=== Your task ===
Please restate the entries verbatim. The copy should hold no pictures.

=== Stored entries ===
::::
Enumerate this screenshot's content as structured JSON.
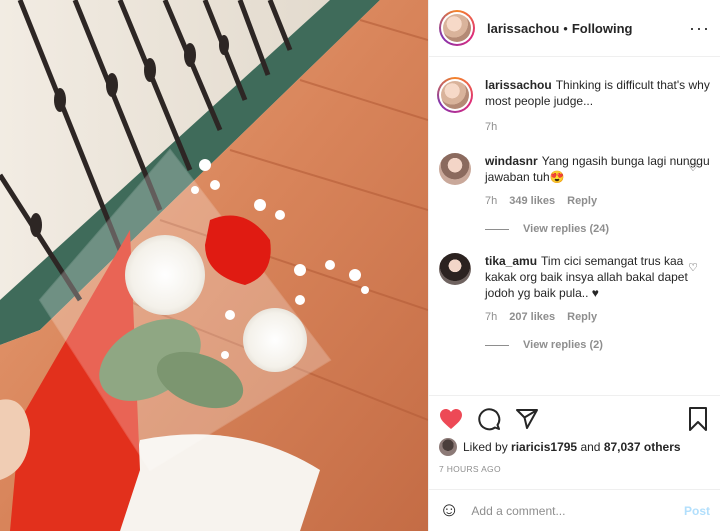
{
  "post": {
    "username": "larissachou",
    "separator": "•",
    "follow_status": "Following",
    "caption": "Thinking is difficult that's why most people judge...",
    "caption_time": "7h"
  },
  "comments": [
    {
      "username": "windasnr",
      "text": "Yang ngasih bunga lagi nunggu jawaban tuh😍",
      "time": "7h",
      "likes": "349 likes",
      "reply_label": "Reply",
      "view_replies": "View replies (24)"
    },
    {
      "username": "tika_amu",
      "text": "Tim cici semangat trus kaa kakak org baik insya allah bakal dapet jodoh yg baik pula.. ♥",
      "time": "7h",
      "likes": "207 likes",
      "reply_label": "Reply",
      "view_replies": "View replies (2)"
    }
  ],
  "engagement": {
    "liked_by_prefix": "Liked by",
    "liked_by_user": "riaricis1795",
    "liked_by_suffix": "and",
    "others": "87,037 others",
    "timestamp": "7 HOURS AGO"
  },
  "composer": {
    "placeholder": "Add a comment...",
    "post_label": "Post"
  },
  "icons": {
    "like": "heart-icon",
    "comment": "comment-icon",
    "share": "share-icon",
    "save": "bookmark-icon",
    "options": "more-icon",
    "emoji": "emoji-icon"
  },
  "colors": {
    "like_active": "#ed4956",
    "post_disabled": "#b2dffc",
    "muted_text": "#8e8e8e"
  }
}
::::
=== Solution for this problem ===
Enumerate this screenshot's content as structured JSON.
{
  "post": {
    "username": "larissachou",
    "separator": "•",
    "follow_status": "Following",
    "caption": "Thinking is difficult that's why most people judge...",
    "caption_time": "7h"
  },
  "comments": [
    {
      "username": "windasnr",
      "text": "Yang ngasih bunga lagi nunggu jawaban tuh😍",
      "time": "7h",
      "likes": "349 likes",
      "reply_label": "Reply",
      "view_replies": "View replies (24)"
    },
    {
      "username": "tika_amu",
      "text": "Tim cici semangat trus kaa kakak org baik insya allah bakal dapet jodoh yg baik pula.. ♥",
      "time": "7h",
      "likes": "207 likes",
      "reply_label": "Reply",
      "view_replies": "View replies (2)"
    }
  ],
  "engagement": {
    "liked_by_prefix": "Liked by",
    "liked_by_user": "riaricis1795",
    "liked_by_suffix": "and",
    "others": "87,037 others",
    "timestamp": "7 HOURS AGO"
  },
  "composer": {
    "placeholder": "Add a comment...",
    "post_label": "Post"
  },
  "icons": {
    "like": "heart-icon",
    "comment": "comment-icon",
    "share": "share-icon",
    "save": "bookmark-icon",
    "options": "more-icon",
    "emoji": "emoji-icon"
  },
  "colors": {
    "like_active": "#ed4956",
    "post_disabled": "#b2dffc",
    "muted_text": "#8e8e8e"
  }
}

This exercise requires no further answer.